If I don`t wanna use the read-in bytes do I have to delete more than the described part (first picture)?
Or is it possible to increase the speed at which I communicate with the stimulator for example by increasing the baud rate?
Once again, thank you for your help!
P.S. I have to read-in at least 48 Bytes per cycle to avoid an error due to the stimulator. The time needed is about 1020ms ... By measuring over a longer period of time this might cause an error in the assignment of the stimulator to the desired angle I guess...
I tried to create a third while loop just for reading in the bytes. Might be a quick-and-dirty-solution. But now the timing of my calculating-while loop seems to be fine.
There have been many discussions on the Forum concerning using VISA to read data from a Serial Device, and discussing not using Bytes at Port (which usually leads to all kinds of timing and interpretation problems, not unlike the ones you are having).
I don't know anything about the protocol your Device is using to send data to you over the VISA port. Many devices, particularly those that send at a rapid Baud Rate, send character data and end with a termination character, usually <LF>, 0x0A. When this is the case, you set up your code as follows:
Do you know how to test your VISA Device in MAX? If you don't know if your device uses Termination Characters, you can use MAX to "talk" with it and find out.
I note that this isn't related directly to your problem, but you're not in fact doing anything with the values read (64 or 48 bytes) from the serial port in that section.

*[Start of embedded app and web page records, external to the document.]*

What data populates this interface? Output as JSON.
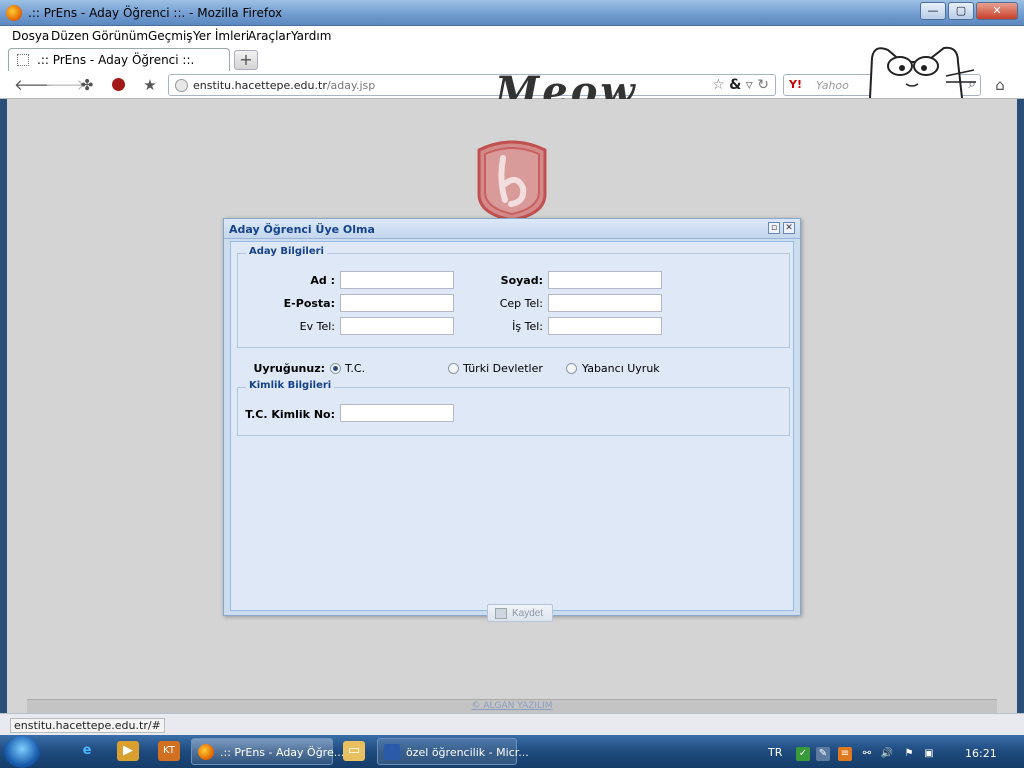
{
  "window": {
    "title": ".:: PrEns - Aday Öğrenci ::. - Mozilla Firefox",
    "buttons": {
      "minimize": "—",
      "maximize": "▢",
      "close": "✕"
    }
  },
  "menu": [
    "Dosya",
    "Düzen",
    "Görünüm",
    "Geçmiş",
    "Yer İmleri",
    "Araçlar",
    "Yardım"
  ],
  "tab": {
    "label": ".:: PrEns - Aday Öğrenci ::.",
    "new_tab": "+"
  },
  "nav": {
    "url_domain": "enstitu.hacettepe.edu.tr",
    "url_path": "/aday.jsp",
    "search_placeholder": "Yahoo",
    "search_engine": "Y!",
    "persona_text": "Meow"
  },
  "dialog": {
    "title": "Aday Öğrenci Üye Olma",
    "group_candidate": "Aday Bilgileri",
    "fields": {
      "ad": {
        "label": "Ad :",
        "value": ""
      },
      "soyad": {
        "label": "Soyad:",
        "value": ""
      },
      "eposta": {
        "label": "E-Posta:",
        "value": ""
      },
      "cep_tel": {
        "label": "Cep Tel:",
        "value": ""
      },
      "ev_tel": {
        "label": "Ev Tel:",
        "value": ""
      },
      "is_tel": {
        "label": "İş Tel:",
        "value": ""
      }
    },
    "nationality": {
      "label": "Uyruğunuz:",
      "options": [
        "T.C.",
        "Türki Devletler",
        "Yabancı Uyruk"
      ],
      "selected": "T.C."
    },
    "group_identity": "Kimlik Bilgileri",
    "tc_kimlik": {
      "label": "T.C. Kimlik No:",
      "value": ""
    },
    "save_label": "Kaydet"
  },
  "footer": "© ALGAN YAZILIM",
  "status_text": "enstitu.hacettepe.edu.tr/#",
  "taskbar": {
    "tasks": [
      ".:: PrEns - Aday Öğre...",
      "özel öğrencilik - Micr..."
    ],
    "lang": "TR",
    "clock": "16:21"
  },
  "colors": {
    "dialog_title": "#15428b",
    "page_bg": "#d4d4d4",
    "logo": "#c94040"
  }
}
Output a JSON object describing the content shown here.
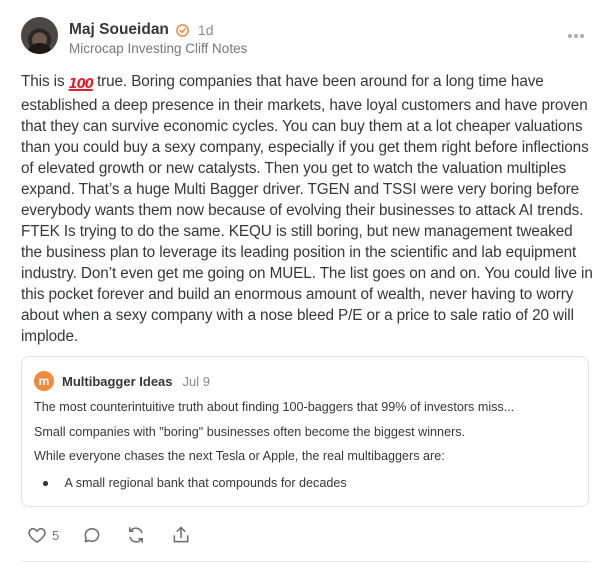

I also suspect that the error might be instead a warning(?) and that it is related to the number of values to read?
I rewrote a possible implementation of your subVI - here you can see that since you have the same operation 6 times, you could instead greatly simplify your VI and use a For loop to make reading the code a little easier. A picture (not VI) of connecting it is below (note I gave it an icon):
I also note that you didn't have a value wired to the Channel 1 Value, was this intentional? It might be a feature (bug) related to my placing your earlier attached subVI into a later attached main VI - maybe you rearranged but I used an older subVI...
I removed the VISA Write node from the subVI, so you'd have to additionally use VISA Write in the calling VI. I did this to make sure that a reader could see all of the VISA calls in the same place (not always desirable, for example with very complicated code, but here I thought that was clearer) and to remove the need to pass this VI (which is really a message constructor) references to VISA (a separate issue - reading and writing a serial device, unrelated to the actual message being read/written). Does that make sense?
With regards to the main VI, I'd suggest you have quite a lot going on - you might be able to simplify somewhat and reduce the area you need to search for future bugs.
As has already been suggested, a State Machine might be helpful in this regard - beyond that, you have for example a Case Structure with i=0 as the selector - just place this code before the loop and you're done - no Case Structure needed!
You have a race condition with your save paths - and the two top loops are unnecessary. You can rewrite that code to avoid needing a lot of it and eliminate the possibility of invalid paths due to a race condition issue.
Here's a possible rework:
This snippet does nothing about the saving (which I discussed in a much earlier post) but instead demonstrates the use of the File Dialog express VI rather than the Prompt for Input, to simplify handling of paths. The While loops are removed and the two Case Structures are combined to avoid the local variable usage. You could re-add indicators if desired to give more debugging information to users, but the Local Variables can be easily avoided and that improves your safety here.